What Happened To Crystal Theobald's Mother?

For those in the horror-flick know, "screen-based" films have already supplanted the kitschy mountaintop held by found footage films since the days of 1999's The Blair Witch Project. Screen-based films present their entire films as computer screens, as if viewers are watching an actual computer, complete with UI, multiple windows, cursors, logins, etc. The subgenre capitalizes on, and portrays, the fears of modernity in a very obvious way: being surveilled, remaining unheard, being disconnected, losing identity, and so on. In an era of multimedia pluralization (i.e., anyone can make a video and get attention), something about "screen-based" films scratches an itch in the psyche of a public intent on self-celebrification.

The most lauded of these films, easily, is 2018's Searching, about a father who uses YouTube, FaceTime, Google, etc., to hunt for his missing daughter. An earlier film, 2014's Unfriended, features a deceased, once-bullied classmate taking vengeance on the living through social media. 

So what if you take both of these films, smash them together, and presto: true story. This is almost precisely the case of the murder of 24-year-old Crystal Theobald in 2006.  

Crystal was driving with her mom, Belinda Lane, and her boyfriend Justin, in Riverside, California, when they stopped at an intersection. Out from a nearby Ford Expedition stepped local gang members looking for a rival gang to "mess with," as the Washington Post describes. They opened fire on Crystal's car, shooting her in the head and igniting mother Belinda Lane's decade-long quest of vengeance.

Driven by vengeance, attaining closure

The last thing Lane told her daughter was, "Baby girl, I promise you if it takes my last breath, I will get them; I promise you, you will have justice." And indeed, she was right. As recently as 2020, the final suspect in the case, 31-year-old William Sotelo, was sentenced to 22 years after being tracked down in Mexico, as the Independent says. As the Press Enterprise says, ten others were convicted of various charges related to the crime, including gunman Julio Heredia, who was sentenced to life without parole in 2011.

All of this stems from Lane using now-defunct MySpace to lure and hunt down the killers. As the Daily Mail says, she recruited her niece Jaimie to make an online profile under the name "Angel" to pose as Lane's deceased daughter, Crystal. They chatted with the criminals, tracked them down, and collaborated with authorities to get the job done. 

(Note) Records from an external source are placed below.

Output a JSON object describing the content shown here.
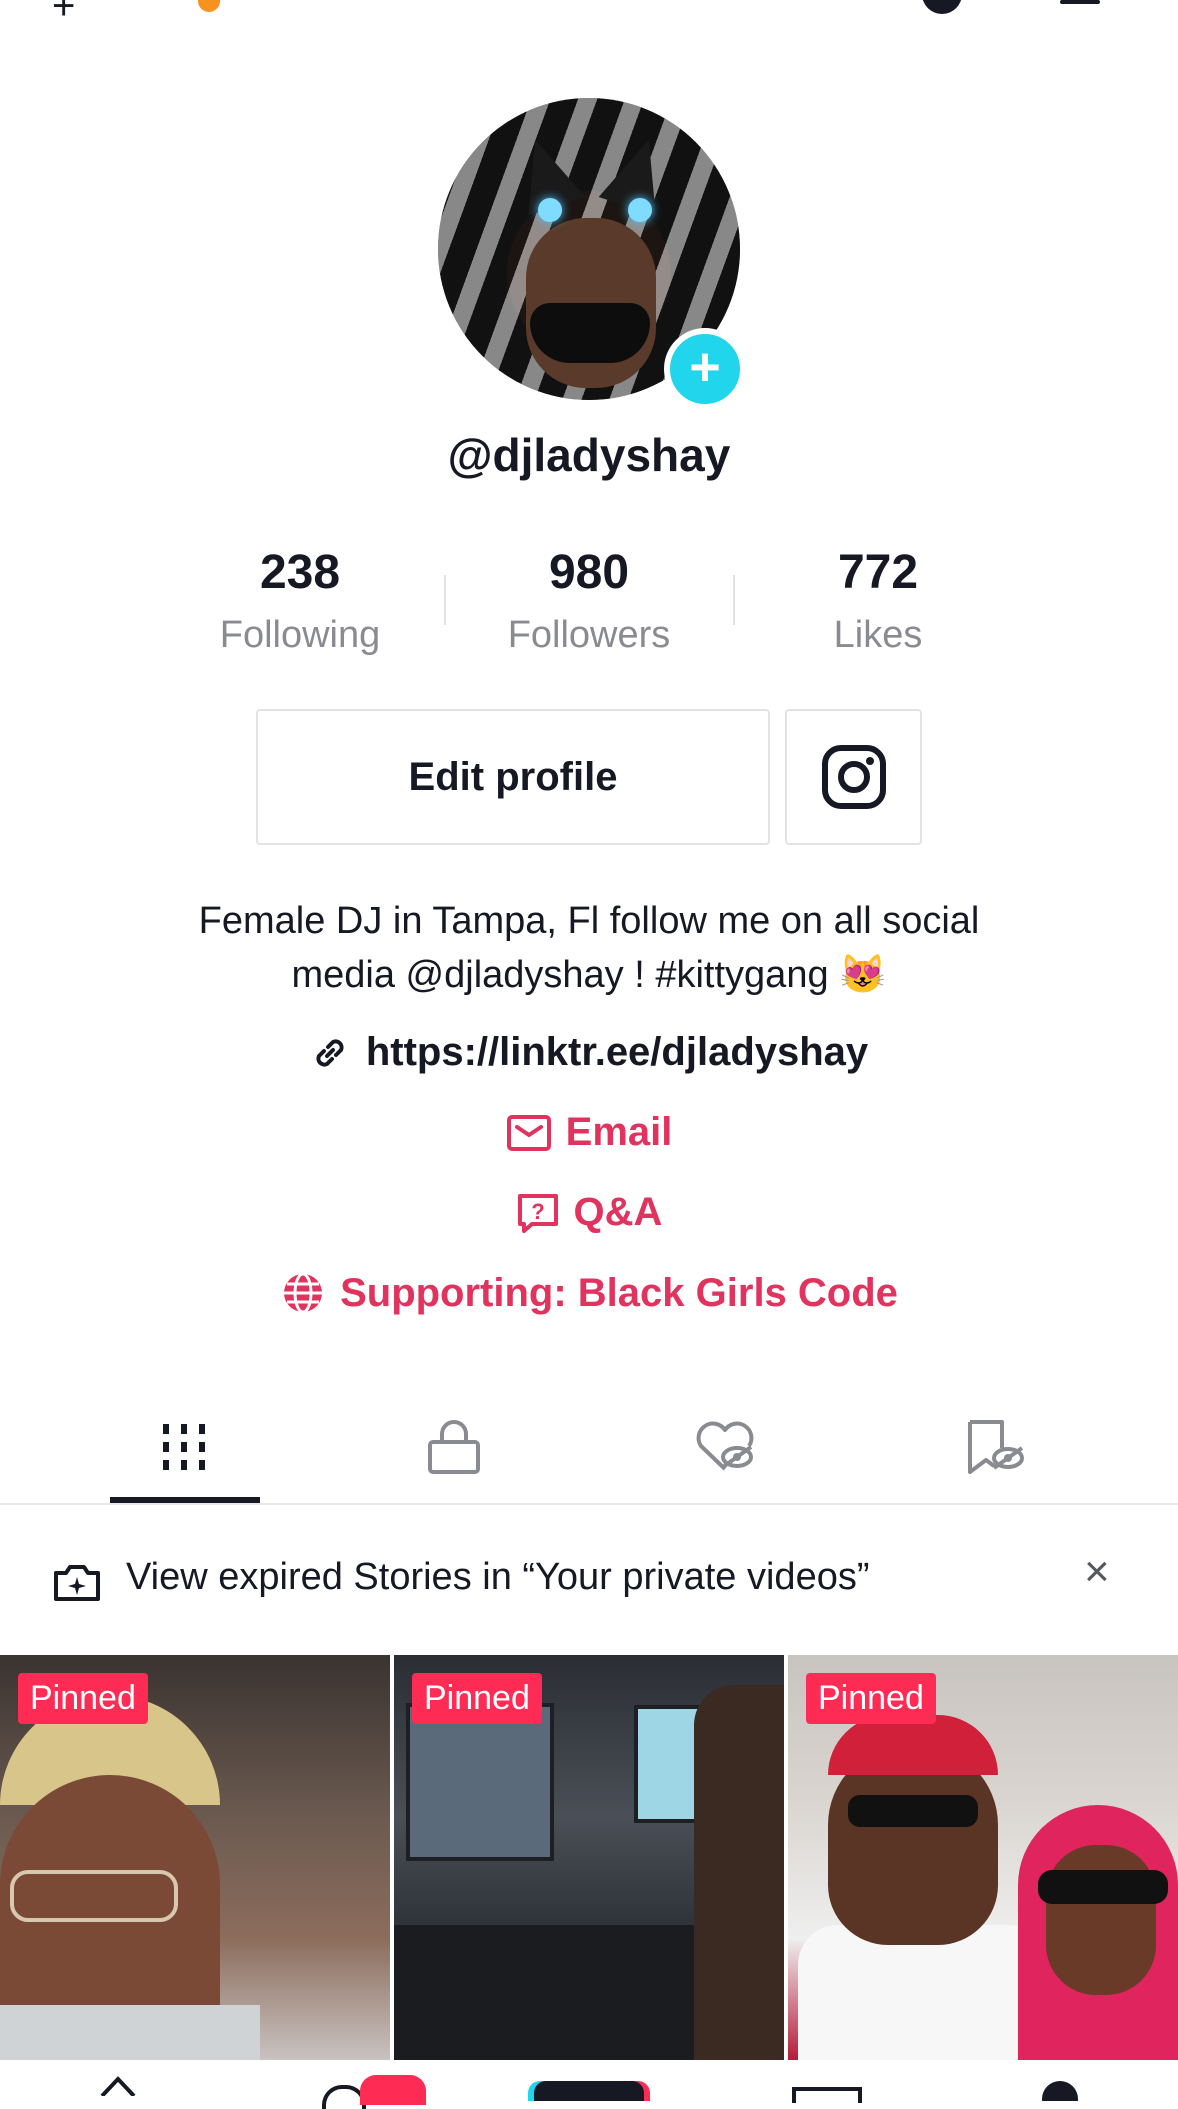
{
  "profile": {
    "username": "@djladyshay",
    "add_badge": "+",
    "stats": [
      {
        "value": "238",
        "label": "Following"
      },
      {
        "value": "980",
        "label": "Followers"
      },
      {
        "value": "772",
        "label": "Likes"
      }
    ],
    "edit_button_label": "Edit profile",
    "instagram_icon": "instagram-icon",
    "bio_line1": "Female DJ in Tampa, Fl follow me on all social",
    "bio_line2": "media @djladyshay ! #kittygang",
    "bio_emoji": "😻",
    "link": "https://linktr.ee/djladyshay",
    "email_label": "Email",
    "qa_label": "Q&A",
    "supporting_label": "Supporting: Black Girls Code"
  },
  "tabs": [
    {
      "name": "videos",
      "icon": "grid-icon",
      "active": true
    },
    {
      "name": "private",
      "icon": "lock-icon",
      "active": false
    },
    {
      "name": "liked",
      "icon": "heart-hidden-icon",
      "active": false
    },
    {
      "name": "favorites",
      "icon": "bookmark-hidden-icon",
      "active": false
    }
  ],
  "notice": {
    "text": "View expired Stories in “Your private videos”",
    "close": "×"
  },
  "videos": [
    {
      "badge": "Pinned"
    },
    {
      "badge": "Pinned"
    },
    {
      "badge": "Pinned"
    }
  ],
  "colors": {
    "accent_pink": "#e0335e",
    "pinned_badge": "#fe2c55",
    "add_badge": "#20d5ec",
    "text_primary": "#161823",
    "text_secondary": "#8a8b91"
  }
}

Lane admits to being motivated by vengeance above all else, to the point where she wanted to murder the offenders. There is little word about how she is doing now; after all, the final criminal in the case was only recently convicted. We can assume that after such a long ordeal, it will take some time for her to readjust to a normal life. This sentiment was echoed by Riverside Police Sgt. Rick Wheeler, who said, "I'm just glad the family can have some peace. It puts another layer of closure on this."